The plan has been under discussion for the past few years as a way to add new tenants and generate more income for the commercial airport. It will require approval from MVC to move forward.

At its regular meeting, the airport commission reviewed a draft of the plan, which would designate 12.2 additional acres for the park and create two new lots.

Speaking to the Gazette by phone Friday, airport director Geoffrey Freeman said though the plan would expand the park, it largely involves clarifying the mapping of the airport property.

In 1998, the MVC designated 64 acres to the park, portioned into 49 lots. Currently, only 49.8 acres and 38 lots are in use, Mr. Freement said, due to restrictions from the Federal Aviation Administration, which dictates airport land release.

The proposed expansion would designate additional airport land — on the West Tisbury side of the business park and along the fence line of the airport itself — for business park use.

The expansion would increase the park at 62 acres and 40 lots, still within the limits approved by the MVC through the DRI (development of regional impact) process,  Mr. Freeman said.

“We’re going to the Martha’s Vineyard Commission to revisit the original documents,” said Mr. Freeman. “It’s not a true expansion it’s just a clarification of areas of land to be used.”

The plan has already gone through a lengthy vetting process with the FAA, including extensive environmental review, and has been approved by the agency for non-aeronautical use, he said.

If green-lighted by MVC, the airport commission will solicit new tenants for the additional lots through a request for proposals (RFP). “We do have a very long list of interested parties that want to move to the airport business park,” said Mr. Freeman.

Setting their sights on next steps, the commission voted 7-0 to move the process along, eyeing completion by the end of the year.

In other business, Mr. Freeman reviewed year-end reports for air traffic at the airport, which have declined significantly over last year.

According to Mr. Freeman, air traffic to the Vineyard was down 21 per cent in 2020 from the previous year, with a notable decline in traffic towards the end of the year. After a temporary uptick in October and November, Mr. Freeman reported that traffic in December was 14 per cent lower in 2020 than in 2019.

In-plane passengers also declined in 2020, he said, citing a 69 per cent decrease in the number of commercial passengers flying this year, with a particularly striking decrease of 53 per cent from this December to last.

“For calendar year 2019, we carried 50,351 passengers. For calendar year 2020, we carried 15,000,” Mr. Freeman told the commission.

According to Mr. Freeman, the decline echoes trends across the country and will likely continue into the foreseeable future.

“I was just reading a news article today that says airports are going to see approximately a $17 billion loss between now and mid ’22 with just an overall decline in aviation traffic,” he said.

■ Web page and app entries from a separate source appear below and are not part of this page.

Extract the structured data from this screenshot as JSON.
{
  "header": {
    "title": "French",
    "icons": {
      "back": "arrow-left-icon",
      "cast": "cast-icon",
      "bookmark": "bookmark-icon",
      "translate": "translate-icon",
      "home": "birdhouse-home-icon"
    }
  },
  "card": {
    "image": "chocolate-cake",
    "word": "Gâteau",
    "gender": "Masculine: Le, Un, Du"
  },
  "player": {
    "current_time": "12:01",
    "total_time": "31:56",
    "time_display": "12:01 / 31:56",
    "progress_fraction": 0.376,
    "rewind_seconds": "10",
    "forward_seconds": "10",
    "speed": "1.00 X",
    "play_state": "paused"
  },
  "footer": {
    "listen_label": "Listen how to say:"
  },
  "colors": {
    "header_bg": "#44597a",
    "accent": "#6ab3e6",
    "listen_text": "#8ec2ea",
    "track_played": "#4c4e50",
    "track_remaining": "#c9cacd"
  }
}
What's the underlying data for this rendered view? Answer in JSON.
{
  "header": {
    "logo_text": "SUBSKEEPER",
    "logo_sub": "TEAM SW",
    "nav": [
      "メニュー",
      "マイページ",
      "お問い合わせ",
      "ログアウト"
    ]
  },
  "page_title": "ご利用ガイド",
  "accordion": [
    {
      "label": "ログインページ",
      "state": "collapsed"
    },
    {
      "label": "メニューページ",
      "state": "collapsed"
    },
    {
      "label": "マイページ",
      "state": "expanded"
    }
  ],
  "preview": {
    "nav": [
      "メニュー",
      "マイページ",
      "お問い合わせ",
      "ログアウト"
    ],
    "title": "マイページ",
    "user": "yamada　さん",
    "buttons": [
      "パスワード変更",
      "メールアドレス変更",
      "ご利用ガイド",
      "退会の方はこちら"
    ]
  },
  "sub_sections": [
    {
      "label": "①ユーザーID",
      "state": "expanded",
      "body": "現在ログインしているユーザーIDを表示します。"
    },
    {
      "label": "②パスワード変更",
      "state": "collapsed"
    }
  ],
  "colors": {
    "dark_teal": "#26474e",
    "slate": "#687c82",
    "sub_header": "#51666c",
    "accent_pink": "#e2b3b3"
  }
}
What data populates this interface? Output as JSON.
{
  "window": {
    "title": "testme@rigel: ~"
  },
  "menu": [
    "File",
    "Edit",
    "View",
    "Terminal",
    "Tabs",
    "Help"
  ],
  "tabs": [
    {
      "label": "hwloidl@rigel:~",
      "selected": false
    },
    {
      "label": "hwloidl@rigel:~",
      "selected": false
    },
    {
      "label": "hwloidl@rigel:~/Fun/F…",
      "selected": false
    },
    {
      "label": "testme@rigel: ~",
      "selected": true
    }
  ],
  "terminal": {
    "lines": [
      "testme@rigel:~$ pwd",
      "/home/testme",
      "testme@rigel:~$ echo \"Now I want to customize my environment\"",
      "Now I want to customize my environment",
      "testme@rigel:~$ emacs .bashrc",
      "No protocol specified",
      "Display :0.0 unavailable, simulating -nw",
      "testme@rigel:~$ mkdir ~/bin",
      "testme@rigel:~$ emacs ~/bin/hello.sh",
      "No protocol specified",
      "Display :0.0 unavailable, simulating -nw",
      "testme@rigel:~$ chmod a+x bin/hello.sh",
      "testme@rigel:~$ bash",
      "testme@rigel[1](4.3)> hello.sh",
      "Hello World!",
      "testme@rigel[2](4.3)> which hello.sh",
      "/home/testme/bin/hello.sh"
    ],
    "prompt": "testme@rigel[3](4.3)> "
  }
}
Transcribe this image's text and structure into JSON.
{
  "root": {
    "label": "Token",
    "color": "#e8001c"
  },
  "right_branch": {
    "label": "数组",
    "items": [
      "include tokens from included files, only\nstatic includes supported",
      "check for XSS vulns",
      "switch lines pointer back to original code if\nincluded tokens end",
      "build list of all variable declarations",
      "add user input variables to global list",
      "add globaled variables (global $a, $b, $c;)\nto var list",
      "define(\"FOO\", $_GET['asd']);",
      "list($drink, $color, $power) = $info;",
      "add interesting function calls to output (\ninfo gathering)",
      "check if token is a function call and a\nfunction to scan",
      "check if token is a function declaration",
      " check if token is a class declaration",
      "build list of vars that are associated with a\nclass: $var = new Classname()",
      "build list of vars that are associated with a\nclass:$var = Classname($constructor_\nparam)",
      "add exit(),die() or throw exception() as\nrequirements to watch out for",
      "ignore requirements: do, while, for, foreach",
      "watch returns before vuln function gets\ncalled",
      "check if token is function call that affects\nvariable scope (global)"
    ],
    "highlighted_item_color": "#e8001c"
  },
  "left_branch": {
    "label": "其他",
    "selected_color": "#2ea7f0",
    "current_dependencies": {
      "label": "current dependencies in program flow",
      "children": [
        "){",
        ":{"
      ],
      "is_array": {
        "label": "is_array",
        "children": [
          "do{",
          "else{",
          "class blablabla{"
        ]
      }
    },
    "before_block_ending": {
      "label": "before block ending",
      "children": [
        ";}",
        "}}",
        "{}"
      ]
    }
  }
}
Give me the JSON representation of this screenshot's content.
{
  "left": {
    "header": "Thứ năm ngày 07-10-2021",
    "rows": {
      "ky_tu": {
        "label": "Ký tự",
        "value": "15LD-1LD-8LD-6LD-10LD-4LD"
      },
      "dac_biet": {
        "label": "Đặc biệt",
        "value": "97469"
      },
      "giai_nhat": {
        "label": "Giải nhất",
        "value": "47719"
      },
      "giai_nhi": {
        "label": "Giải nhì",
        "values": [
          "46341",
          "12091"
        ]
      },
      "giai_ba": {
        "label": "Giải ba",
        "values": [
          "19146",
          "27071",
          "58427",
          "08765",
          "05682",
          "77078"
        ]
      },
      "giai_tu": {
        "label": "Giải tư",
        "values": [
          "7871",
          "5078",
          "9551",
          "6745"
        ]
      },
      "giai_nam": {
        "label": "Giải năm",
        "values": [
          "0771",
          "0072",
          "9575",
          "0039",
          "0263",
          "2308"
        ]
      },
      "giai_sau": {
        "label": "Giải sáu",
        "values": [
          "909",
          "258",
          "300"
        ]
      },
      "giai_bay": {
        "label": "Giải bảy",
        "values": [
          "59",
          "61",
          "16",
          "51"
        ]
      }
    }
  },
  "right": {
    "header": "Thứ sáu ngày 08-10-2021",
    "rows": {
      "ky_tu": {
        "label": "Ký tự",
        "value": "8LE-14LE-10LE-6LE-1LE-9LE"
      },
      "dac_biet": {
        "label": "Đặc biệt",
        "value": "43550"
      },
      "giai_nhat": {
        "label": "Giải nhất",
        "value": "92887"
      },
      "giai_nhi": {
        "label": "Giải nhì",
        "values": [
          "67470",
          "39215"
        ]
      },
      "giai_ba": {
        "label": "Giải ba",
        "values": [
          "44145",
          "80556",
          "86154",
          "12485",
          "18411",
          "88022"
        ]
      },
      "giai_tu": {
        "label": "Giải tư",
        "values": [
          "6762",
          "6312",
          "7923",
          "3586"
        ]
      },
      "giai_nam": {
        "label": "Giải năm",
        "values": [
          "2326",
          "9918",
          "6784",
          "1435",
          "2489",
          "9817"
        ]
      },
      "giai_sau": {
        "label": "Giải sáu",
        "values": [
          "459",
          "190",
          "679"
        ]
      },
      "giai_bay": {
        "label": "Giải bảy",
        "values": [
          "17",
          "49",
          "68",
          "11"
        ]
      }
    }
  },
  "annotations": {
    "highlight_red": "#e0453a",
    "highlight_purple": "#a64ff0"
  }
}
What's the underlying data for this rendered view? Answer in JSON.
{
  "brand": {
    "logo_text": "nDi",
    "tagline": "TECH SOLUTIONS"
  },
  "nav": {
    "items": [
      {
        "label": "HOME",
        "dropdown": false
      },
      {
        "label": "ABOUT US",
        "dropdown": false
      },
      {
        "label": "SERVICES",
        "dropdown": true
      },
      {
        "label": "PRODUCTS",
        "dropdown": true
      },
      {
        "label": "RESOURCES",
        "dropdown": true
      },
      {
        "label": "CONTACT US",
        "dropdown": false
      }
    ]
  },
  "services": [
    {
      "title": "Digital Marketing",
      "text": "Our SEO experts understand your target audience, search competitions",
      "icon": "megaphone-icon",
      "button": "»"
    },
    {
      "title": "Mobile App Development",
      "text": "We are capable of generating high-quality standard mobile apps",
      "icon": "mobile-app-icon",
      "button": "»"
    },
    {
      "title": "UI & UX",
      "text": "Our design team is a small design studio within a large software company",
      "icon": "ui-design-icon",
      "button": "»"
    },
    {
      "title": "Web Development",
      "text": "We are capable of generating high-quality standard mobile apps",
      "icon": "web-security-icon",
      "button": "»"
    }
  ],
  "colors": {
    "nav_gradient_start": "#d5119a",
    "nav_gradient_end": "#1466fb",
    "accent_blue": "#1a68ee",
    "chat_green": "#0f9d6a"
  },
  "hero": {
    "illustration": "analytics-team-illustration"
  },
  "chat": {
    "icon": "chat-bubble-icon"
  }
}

Also Thursday, the commission voted to approve increases to aircraft ramp fees, raising the price of parking for planes stationed in the airfield. The adjustment is the final piece of a multi-year review of the airport’s rates and charges, airport business manager Joan Shemit told the commission.

Additional adjustments to pricing for single-engine aircrafts were also among the proposed changes, shifting the fee structure to align more closely with how the airport charges its multi-engine aircrafts, she also said.

In the meeting, Ms. Shemit said the changes were drawn from detailed research about ramp fees at neighboring regional airports.